To qualify for a bad debt deduction, the underlying debt must be bona fide. That is, you must have loaned the money or extended credit with the expectation that you would be repaid and with the intent to enforce collection if you weren’t repaid. Proper documentation is key.
Included in income?
Not all bad debts are deductible. The purpose of the deduction is to offset a previous tax liability. So, you must have previously included the receivable in your income.
Typically, that’s not the case with respect to accounts receivable if your business uses the cash-basis method of accounting. Cash-basis taxpayers generally don’t report income until they receive payment. If someone fails to pay a bill, the business simply doesn’t include that amount in income. Permitting a bad debt deduction on top of that would give the business a windfall from a tax perspective.
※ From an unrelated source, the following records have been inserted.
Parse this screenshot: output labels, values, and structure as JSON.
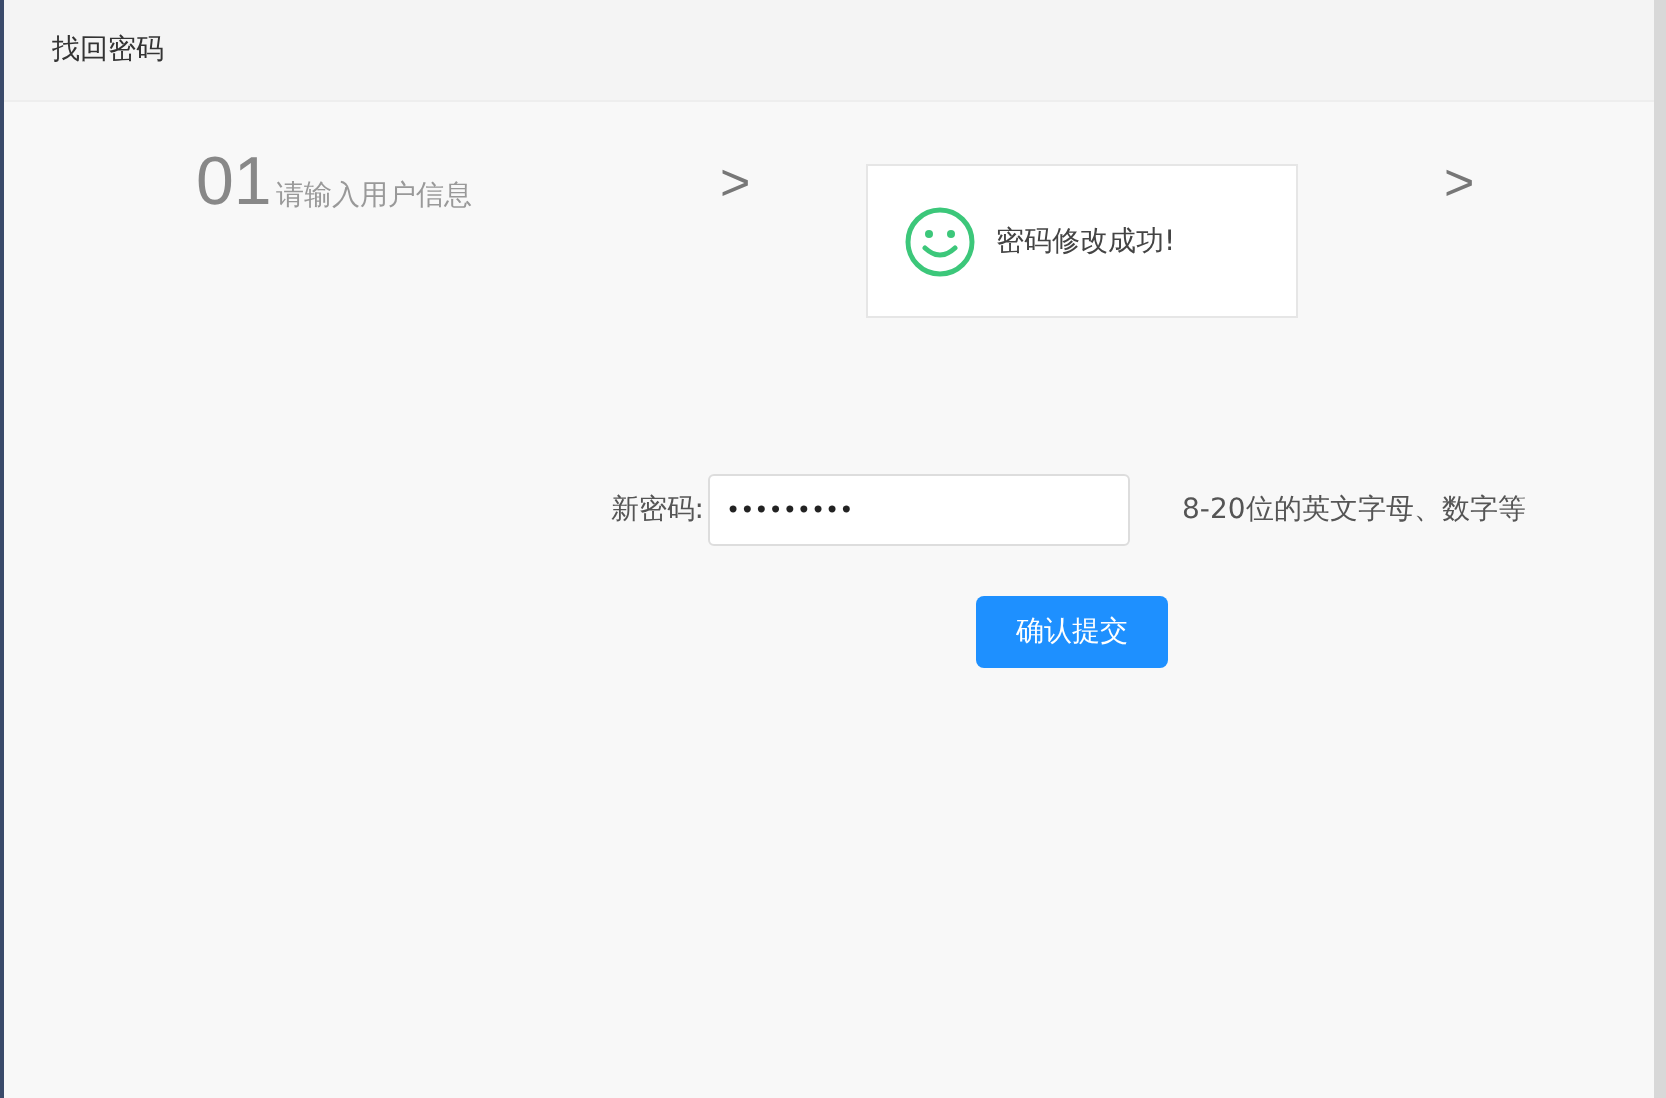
{
  "header": {
    "title": "找回密码"
  },
  "steps": [
    {
      "kind": "step",
      "number": "01",
      "label": "请输入用户信息"
    },
    {
      "kind": "arrow",
      "symbol": ">"
    },
    {
      "kind": "hidden"
    },
    {
      "kind": "arrow",
      "symbol": ">"
    }
  ],
  "toast": {
    "message": "密码修改成功!"
  },
  "form": {
    "label": "新密码:",
    "value": "•••••••••",
    "hint": "8-20位的英文字母、数字等"
  },
  "buttons": [
    "确认提交"
  ]
}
Accrual-basis taxpayers, on the other hand, report income as they earn it, even if it’s paid later. So, a bad debt deduction may be appropriate to offset uncollectible amounts previously included in income.
Pursuing a Deduction
Review your business debts to assess whether any became partially or totally worthless during 2019. If so, and if you’re an accrual-basis taxpayer, we can help you pursue a deduction.
Sidebar: Handle Acounting for “Charge-Offs” Carefully
You can deduct a partially worthless portion of business debt, but only if that amount has been “charged off” for accounting purposes during the tax year. The IRS takes the position that simply recording an allowance or reserve for anticipated losses isn’t enough. You must treat the amount as a sustained loss, which requires specific language in your books. Deductions for totally worthless debts don’t require a charge-off. But it’s a good idea to do so anyway because, if the IRS determines the debt was only partially worthless, it can disallow the deduction absent a charge-off.